G: There was a smaller San Francisco-based label who’s fantastic, does great releases, and we were talking with them initially and Deathwish approached us with a different take on what we were trying to do. Their first question was “What are your goals? What are you ultimately trying to accomplish with this band?” And I think at that point I knew that it was either go for it all, or kinda sit back, and I wanted to capitalize on every opportunity that we were given. And I let them know what we wanted to do, and they took the steps to make that happen for us and they’ve continued to do that through our career.

MB: Are there any plans for a new album in the works?
There’s a full-length coming out, and that’ll be out probably next year on Deathwish. And then we also have a split that we’re going to do.
G: We’re working on a smaller project, but we’re also writing for the LP which we’ll be taking the whole summer off to write and record, and hopefully have out by early next year. Very excited for it.

MB: Is there anything about it you’d be able to share with us at this point, or is it too early in the process?
It’s kinda early, we have bits and pieces right now. Our songs are longer, generally, so usually we have these large portions that take time to craft together.
K: It’s going to be a lot more experimental. I’m not sure in which way it will be, but I just know it’s going to be as out there as we can try and do.
G: [There’s] like a page of, just, ideas and things we want to have included in the record, and over the next few months we’re going to figure it out and work ’em in. It’ll be, um…
K: Interesting.
G: Yeah, interesting. [laughter]

MB: So you also recently expressed your intention to go on tour forever.
 Oh, yeah. [laughter]

MB: How has that been working out?
G: So far, so good. I think we’ve been a pretty hefty workhorse so far. We’ve been playing shows for a year and a half, we’re about to go to Europe for the second time, we’ve done multiple US tours. We have things in the works for later in the year, we already have things in the works for next year. What we meant by that was…there’s no guarantee to your shelf life as a band, and as long as you’re willing to push it as hard as you can while you have the opportunity to, you should. We really enjoy taking our music on the road, and so we tend to do anything we can to further that mentality.
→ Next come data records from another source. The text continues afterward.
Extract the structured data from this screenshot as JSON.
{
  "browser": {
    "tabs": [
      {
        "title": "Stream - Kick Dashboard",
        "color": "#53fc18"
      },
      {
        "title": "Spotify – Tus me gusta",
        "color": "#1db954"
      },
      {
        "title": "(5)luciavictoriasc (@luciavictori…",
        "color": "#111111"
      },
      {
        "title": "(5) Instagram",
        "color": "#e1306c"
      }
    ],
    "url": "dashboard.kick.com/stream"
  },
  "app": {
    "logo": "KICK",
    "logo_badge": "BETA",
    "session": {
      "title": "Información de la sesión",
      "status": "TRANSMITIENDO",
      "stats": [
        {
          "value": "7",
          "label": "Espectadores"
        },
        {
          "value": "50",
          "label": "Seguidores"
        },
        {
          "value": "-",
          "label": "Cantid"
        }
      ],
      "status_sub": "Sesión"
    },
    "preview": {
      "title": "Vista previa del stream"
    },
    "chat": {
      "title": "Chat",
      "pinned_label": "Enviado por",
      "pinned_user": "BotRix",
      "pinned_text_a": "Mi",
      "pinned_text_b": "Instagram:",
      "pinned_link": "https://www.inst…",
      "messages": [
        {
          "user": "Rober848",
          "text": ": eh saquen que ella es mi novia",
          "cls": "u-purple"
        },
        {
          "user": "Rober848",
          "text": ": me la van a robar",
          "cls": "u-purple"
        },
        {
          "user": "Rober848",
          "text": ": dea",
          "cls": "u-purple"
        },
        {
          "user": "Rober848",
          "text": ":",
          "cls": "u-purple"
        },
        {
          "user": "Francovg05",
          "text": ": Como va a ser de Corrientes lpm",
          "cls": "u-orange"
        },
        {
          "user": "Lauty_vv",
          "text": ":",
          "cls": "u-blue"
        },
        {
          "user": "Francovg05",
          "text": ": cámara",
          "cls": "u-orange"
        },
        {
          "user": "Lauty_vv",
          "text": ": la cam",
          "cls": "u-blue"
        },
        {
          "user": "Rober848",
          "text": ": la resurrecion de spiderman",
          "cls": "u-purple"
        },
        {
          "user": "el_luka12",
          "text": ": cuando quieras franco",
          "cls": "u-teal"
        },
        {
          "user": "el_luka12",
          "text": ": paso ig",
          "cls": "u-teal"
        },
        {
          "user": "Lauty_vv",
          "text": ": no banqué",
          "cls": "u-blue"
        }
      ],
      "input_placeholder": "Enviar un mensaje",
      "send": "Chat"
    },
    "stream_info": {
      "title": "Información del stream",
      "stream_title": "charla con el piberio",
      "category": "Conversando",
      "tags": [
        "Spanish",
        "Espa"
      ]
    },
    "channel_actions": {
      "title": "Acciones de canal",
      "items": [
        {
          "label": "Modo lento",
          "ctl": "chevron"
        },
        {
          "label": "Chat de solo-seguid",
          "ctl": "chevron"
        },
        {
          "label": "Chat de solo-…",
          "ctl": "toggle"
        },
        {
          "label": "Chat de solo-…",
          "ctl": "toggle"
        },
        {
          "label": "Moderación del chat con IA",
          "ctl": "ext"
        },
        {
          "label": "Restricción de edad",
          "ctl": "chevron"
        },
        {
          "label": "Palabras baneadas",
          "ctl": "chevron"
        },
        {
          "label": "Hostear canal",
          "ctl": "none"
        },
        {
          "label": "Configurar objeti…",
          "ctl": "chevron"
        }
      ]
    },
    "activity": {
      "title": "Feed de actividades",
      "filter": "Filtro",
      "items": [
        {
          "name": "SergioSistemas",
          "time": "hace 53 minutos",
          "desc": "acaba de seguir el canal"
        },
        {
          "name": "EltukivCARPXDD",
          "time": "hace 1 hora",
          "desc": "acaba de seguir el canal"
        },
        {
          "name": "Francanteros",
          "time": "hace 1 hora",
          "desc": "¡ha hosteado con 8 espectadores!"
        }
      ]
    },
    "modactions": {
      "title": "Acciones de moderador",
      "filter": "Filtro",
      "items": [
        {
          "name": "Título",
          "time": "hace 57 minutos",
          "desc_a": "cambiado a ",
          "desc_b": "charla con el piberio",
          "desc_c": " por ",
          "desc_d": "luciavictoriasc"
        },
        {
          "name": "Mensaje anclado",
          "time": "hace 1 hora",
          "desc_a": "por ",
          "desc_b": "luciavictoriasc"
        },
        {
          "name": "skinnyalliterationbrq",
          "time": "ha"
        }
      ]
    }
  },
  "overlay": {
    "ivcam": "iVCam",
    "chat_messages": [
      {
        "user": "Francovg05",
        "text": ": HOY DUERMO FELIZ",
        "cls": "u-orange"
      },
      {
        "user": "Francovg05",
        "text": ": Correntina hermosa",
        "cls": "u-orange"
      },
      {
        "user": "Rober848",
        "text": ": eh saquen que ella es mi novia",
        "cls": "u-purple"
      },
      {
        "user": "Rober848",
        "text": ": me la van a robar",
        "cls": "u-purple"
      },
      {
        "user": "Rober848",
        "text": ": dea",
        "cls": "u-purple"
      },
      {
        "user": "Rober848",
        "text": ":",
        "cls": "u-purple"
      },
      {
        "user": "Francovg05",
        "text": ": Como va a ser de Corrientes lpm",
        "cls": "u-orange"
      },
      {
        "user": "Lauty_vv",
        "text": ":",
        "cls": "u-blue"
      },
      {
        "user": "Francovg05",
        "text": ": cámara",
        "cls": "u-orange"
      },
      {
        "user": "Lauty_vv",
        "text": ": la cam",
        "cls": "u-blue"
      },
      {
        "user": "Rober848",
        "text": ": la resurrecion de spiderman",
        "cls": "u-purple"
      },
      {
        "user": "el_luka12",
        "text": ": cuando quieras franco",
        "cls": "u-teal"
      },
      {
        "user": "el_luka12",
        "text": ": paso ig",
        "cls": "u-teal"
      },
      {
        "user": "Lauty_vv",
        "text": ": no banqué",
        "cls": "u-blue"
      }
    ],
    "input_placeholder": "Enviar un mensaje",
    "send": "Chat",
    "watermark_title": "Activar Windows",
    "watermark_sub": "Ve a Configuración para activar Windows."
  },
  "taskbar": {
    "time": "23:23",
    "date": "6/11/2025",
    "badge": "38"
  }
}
MB: What would you say has been the best touring experience so far?
Absolutely the Russian Circles tour in November. But every tour gives you something different.
G: Yeah, every tour’s been great. We did a tour last summer with KEN mode, which was our first US tour, and it was kinda like getting our feet wet and also learning a lot about being a road dog, and roughing it, and taking our losses and taking our wins and being really confident in what you’re doing. I think that the Russian Circles tour for us was most important because we were able to take things to the next level and really learn about what it’s like being…I don’t wanna say an “actual band,” just being like…
K: Being part of, like, a bigger package. Playing bigger venues, seeing what it’s actually like to load in and…
G: Just the professionalism you have to learn. And they really kind of turned us into – or, we really turned *them* into, like, a big brother band. And, I mean, every day we’re asking them questions about “how do we do this,” or like “is this the proper thing,” or “what time do we have to be here.” We are a young band, and we’ve never done anything at this level whatsoever. So they helped us along and it worked out, because we’re meeting up with them later this week to do a European tour and it’s all very exciting.

MB: Any last words for your fans?
Thank you for enjoying what we do.
G: Yeah. Just a huge thanks for all the support and – hopefully – continued support, and we’ll be working just as hard as we ever have and we’re very appreciative of everything we’ve received so far. It’s awesome.